It's O.K. to call them the Dream Team now, but a week ago we
would've busted a gut if someone had suggested that Stewart Cink
and Kirk Triplett would be kick-ass kings of the Presidents Cup.
After all, the 38-year-old Triplett took 11 years (266 starts) to
get his only Tour victory, at this year's Nissan Open. Cink, 27,
has been consistent during his four years on Tour but has won
only twice and had never played a foursomes match until last
week. Nevertheless, Cink and Triplett were nearly perfect at
Robert Trent Jones Golf Club, teaming to win all three of their
matches before putting up a victory (Cink defeated Greg Norman 2
and 1) and a halve (Triplett versus Michael Campbell) in singles.

Triplett never dreamed he would enjoy playing in something like
the Presidents Cup. "I used to say, 'No way, man. I don't want
to take that heat,'" he says. "Those team things are
gut-wrenching. I know exactly what the players are thinking:
Please just don't let me embarrass myself, don't let me bat it
into the lake on the 17th hole in the most important match in
history so they talk about me for the rest of my life."

Cink was introduced to the alternate-shot format the day before
the matches began--by Notah Begay and Tiger Woods. "We didn't lose
a hundred dollars," says Cink, who along with Triplett played
Begay and Woods to a draw.

Ken Venturi said he made the pairing on a hunch (so what do you
like on the NASDAQ, Kenny?), but there was an obvious method to
the team's magic. Triplett hit the fairways, Cink hit the iron
shots close, and Triplett made all the putts.

On Thursday they closed out Retief Goosen and Mike Weir on the
16th green when Triplett rolled in a 40-foot snake for birdie.
Goosen and Weir didn't make a bogey, but the Dream Team rained
seven birdies on them, three more than any other Thursday
pairing. The next afternoon Cink and Triplett, with seven more
birdies, came from two down to beat Robert Allenby and Stuart
Appleby 2 and 1. Venturi paired Triplett and Cink in Saturday's
better-ball matches, too, and they beat Allenby and Carlos Franco
one up. "I'm sure that was an audible," said Triplett, who was 15
under in the three matches. "The way Stewart and I play, I
guarantee you we would not have been scripted as a best-ball
team.
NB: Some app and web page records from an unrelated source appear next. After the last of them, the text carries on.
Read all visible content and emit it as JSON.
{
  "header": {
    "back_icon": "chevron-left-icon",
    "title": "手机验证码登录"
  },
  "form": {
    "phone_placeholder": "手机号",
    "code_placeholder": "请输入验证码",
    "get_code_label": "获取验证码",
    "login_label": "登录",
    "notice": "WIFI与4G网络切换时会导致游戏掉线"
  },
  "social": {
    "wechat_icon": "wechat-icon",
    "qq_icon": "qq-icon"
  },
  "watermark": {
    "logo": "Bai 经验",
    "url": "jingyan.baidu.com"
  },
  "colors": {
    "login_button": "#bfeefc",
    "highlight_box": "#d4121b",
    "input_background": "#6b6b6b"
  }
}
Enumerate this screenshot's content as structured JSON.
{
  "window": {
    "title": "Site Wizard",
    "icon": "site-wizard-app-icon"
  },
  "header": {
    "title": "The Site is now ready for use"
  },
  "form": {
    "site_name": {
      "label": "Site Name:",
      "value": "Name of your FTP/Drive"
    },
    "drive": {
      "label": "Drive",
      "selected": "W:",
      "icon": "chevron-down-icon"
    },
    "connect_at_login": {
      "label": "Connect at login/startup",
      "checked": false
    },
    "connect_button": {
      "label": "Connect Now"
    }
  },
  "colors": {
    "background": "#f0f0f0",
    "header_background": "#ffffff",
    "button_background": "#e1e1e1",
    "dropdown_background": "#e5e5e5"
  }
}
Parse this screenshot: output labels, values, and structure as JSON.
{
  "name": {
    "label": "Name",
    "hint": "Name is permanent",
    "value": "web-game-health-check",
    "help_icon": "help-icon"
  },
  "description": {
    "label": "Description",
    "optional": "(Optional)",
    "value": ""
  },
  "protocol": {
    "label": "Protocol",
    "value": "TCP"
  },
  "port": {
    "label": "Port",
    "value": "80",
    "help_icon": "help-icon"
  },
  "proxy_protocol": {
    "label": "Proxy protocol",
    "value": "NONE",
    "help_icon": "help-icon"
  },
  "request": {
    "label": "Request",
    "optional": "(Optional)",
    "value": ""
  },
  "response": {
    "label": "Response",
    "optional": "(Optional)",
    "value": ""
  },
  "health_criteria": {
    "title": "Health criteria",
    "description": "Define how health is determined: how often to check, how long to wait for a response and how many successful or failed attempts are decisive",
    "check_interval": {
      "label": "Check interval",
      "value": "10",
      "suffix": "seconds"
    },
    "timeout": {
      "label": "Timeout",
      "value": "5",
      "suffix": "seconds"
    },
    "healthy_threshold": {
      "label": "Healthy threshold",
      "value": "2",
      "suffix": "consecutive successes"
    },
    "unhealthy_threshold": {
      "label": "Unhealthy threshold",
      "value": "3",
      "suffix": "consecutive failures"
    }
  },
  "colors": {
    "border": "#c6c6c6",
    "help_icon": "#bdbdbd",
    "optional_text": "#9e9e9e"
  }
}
We're both par-'em-to-death kind of guys."

On Saturday they were greeted by President Clinton at the par-3
9th hole. "We were struggling at the time, and I told the
President, 'Why don't you go down and hit one for me?'" Triplett
said. "He said, 'I don't think I can get a seven-iron on that
green like you guys.' Actually, I think he was waiting for Mr.
Woods." While waiting, Mr. President saw Triplett hole a birdie
putt to square the match.

The star turn should raise both players' profiles. Triplett
traded in his trademark bucket hat for a blue-and-red team cap,
and spectators immediately mistook him for Tom Lehman. Cink was
one of two U.S. players whom Venturi forgot to introduce during
Wednesday's opening ceremonies. Those slights were quickly
forgotten. "Winning a tournament was great, but this week was
special," Triplett said. "It's like I said after my win in
L.A.--If I had known it was this much fun, I would've done it a
lot sooner."

Actually, his timing was like his Presidents Cup pairing.

--Gary Van Sickle

COLOR PHOTO: ROBERT BECK HAVING A BLAST Known as grinders, Triplett (above) and Cink turned into birdie machines.